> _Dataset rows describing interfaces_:
★ ★ ★ ★ ★ ★ ★

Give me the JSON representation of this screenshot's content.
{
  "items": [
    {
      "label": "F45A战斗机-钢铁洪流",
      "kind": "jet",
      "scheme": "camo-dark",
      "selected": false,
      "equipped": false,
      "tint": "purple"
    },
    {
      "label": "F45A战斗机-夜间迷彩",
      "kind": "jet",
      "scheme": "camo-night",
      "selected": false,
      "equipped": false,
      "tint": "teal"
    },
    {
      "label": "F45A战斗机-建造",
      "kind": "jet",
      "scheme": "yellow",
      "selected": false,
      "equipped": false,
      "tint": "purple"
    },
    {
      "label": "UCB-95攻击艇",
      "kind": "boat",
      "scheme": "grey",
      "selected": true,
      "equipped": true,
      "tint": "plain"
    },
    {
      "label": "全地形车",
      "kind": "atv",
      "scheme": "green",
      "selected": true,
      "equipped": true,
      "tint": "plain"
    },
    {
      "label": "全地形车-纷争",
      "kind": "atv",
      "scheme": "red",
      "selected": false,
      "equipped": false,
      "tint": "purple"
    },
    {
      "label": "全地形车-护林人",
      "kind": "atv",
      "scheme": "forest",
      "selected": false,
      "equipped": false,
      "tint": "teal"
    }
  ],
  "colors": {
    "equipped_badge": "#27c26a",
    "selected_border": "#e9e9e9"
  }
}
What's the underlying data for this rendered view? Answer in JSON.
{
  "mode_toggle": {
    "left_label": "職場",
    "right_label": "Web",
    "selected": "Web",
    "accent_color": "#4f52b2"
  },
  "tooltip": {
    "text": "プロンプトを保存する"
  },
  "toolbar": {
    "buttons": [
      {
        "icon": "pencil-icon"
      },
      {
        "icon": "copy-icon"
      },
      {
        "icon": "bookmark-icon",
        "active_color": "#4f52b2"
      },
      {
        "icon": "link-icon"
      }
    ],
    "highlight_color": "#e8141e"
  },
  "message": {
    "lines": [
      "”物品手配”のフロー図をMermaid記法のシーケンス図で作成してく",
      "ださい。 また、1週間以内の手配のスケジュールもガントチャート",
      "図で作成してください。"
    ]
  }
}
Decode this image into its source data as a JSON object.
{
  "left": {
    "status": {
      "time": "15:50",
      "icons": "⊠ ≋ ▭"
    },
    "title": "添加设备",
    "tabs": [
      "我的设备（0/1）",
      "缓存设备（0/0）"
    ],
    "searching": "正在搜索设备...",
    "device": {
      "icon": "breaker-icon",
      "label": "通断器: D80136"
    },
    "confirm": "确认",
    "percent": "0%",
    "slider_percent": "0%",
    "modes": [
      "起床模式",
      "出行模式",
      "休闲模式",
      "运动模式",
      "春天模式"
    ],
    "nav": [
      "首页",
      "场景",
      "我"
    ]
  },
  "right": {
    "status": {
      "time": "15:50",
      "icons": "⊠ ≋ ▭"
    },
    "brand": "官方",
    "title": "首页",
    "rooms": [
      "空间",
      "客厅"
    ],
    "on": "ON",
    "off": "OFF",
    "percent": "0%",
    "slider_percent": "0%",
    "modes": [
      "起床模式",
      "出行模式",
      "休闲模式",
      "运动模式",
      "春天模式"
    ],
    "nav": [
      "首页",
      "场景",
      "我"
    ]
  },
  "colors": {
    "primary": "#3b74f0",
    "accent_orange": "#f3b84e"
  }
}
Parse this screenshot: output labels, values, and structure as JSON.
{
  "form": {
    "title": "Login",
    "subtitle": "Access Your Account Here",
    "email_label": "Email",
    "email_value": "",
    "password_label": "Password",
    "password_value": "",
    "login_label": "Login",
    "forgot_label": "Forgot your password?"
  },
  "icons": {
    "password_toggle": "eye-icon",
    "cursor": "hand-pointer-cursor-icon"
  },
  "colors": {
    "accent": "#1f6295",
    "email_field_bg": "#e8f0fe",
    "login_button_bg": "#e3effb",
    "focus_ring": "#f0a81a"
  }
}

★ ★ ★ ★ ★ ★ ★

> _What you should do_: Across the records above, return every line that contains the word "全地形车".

> _Solution to the exercise_:
      "label": "全地形车",
      "label": "全地形车-纷争",
      "label": "全地形车-护林人",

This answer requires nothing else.